US manufacturer Beechcraft is aggressively promoting its turboprop aircraft to the Russian private and regional market. Two Beechcraft models are present here at JetExpo 2013. A King Air 350i, which is already familiar to Russian customers, is on the company’s stand, while a King Air C90GTx is in the static park. The 350i is so far the only Beechcraft product to have been certified in Russia, but the company plans to get the C90GTx and 250i models approved before the end of the year. In parallel, the manufacturer is in talks over setting up several King Air warranty stations in Russia.
Both the King Air 250 and C90GTx models have a competitive edge in their class, Beechcraft sources say. Unlike most of their peers, these are twin-engined aircraft, which improves safety. Both models can take off from unpaved strips, a particularly handy parameter in view of Russia’s somewhat degraded airfield infrastructure. Both have composite winglets for enhanced performance. Russian demand for King Air is unlikely to increase explosively in the foreseeable future, the primary reason being that there are too few PPL holders in Russia as compared to the USA, where one in five citizens hold a private pilot’s license. Nevertheless, Beechcraft products do have a market niche in this country. Their principal customers include general and regional aviation operators, as well as private pilots and businesspersons in need of dependable workhorses.

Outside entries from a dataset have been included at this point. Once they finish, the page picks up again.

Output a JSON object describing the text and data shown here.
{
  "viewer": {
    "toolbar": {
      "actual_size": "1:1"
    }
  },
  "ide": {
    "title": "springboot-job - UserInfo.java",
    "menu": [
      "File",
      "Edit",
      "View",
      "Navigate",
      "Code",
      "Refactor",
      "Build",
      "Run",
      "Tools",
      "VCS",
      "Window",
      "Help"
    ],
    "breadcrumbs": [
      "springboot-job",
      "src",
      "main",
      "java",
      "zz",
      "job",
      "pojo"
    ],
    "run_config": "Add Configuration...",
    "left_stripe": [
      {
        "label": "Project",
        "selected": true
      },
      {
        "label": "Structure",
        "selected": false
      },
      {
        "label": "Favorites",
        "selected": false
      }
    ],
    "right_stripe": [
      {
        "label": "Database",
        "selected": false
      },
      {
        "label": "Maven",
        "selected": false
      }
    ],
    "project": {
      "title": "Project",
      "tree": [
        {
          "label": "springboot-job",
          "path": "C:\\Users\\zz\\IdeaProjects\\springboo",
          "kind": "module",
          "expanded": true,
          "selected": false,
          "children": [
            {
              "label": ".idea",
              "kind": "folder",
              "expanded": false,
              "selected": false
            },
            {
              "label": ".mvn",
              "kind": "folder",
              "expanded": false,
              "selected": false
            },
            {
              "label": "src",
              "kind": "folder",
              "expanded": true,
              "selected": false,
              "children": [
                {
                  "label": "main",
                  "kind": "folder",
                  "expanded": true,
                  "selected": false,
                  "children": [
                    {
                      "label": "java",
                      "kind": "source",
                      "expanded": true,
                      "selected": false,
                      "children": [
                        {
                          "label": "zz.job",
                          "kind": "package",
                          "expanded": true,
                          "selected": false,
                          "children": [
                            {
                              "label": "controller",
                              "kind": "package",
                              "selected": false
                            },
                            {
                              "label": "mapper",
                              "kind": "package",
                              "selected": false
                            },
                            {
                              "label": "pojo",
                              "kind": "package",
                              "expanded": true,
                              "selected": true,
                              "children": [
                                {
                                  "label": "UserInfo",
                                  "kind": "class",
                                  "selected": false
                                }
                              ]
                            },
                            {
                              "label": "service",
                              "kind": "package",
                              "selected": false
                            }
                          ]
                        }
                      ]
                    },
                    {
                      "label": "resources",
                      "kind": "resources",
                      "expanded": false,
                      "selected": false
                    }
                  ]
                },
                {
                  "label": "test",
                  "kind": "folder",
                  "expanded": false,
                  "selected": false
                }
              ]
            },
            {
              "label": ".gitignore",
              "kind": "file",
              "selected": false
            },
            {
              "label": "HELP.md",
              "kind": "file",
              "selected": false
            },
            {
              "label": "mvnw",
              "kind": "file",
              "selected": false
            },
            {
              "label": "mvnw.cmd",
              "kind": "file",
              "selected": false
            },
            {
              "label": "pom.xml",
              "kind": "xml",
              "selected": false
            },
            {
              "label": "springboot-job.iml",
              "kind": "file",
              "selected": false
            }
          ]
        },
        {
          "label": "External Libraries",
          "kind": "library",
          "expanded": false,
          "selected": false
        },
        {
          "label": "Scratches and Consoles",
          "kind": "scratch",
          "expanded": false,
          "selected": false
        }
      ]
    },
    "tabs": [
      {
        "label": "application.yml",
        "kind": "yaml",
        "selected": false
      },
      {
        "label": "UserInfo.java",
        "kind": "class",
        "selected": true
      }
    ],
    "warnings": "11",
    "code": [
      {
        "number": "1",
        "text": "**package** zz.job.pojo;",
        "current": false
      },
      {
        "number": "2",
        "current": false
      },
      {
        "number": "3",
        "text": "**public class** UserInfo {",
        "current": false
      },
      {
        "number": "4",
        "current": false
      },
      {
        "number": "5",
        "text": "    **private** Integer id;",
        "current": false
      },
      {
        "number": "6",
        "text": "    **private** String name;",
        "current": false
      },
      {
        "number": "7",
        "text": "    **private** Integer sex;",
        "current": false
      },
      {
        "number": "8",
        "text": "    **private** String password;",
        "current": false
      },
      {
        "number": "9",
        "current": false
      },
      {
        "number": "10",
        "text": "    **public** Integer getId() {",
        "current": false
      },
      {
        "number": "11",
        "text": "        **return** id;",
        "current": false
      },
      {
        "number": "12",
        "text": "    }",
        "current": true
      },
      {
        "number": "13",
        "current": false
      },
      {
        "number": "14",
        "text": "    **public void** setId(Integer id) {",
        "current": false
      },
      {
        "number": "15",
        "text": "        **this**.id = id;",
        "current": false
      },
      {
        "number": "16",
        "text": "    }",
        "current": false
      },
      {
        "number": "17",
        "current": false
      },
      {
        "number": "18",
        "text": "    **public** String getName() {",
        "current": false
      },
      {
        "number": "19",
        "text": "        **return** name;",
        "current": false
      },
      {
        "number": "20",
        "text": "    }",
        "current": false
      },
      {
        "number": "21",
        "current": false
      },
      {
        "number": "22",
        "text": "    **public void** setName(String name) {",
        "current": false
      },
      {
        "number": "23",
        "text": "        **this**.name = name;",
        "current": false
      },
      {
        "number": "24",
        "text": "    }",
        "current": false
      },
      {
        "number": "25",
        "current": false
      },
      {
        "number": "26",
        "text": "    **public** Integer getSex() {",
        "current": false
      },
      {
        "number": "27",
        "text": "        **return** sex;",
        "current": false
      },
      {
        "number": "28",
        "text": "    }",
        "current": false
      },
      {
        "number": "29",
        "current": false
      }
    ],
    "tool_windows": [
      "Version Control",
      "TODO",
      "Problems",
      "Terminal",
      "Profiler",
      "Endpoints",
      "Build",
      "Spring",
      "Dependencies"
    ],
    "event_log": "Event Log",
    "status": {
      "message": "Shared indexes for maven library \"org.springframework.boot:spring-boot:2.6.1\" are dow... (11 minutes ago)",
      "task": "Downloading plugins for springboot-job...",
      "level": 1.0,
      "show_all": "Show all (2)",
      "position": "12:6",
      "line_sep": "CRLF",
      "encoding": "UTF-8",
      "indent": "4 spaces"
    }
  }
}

However, even the manufacturer finds it hard to appraise the potential market potential: "Nobody can estimate the current market; in the Soviet times, different [Russian] aircraft types were represented by hundreds of examples, whereas now only few of each type are in operation". For the time being, the most popular Beechcraft model in Russia is now the King Air 350i, which is capable of transporting eight to 12 passengers to 3,500 km.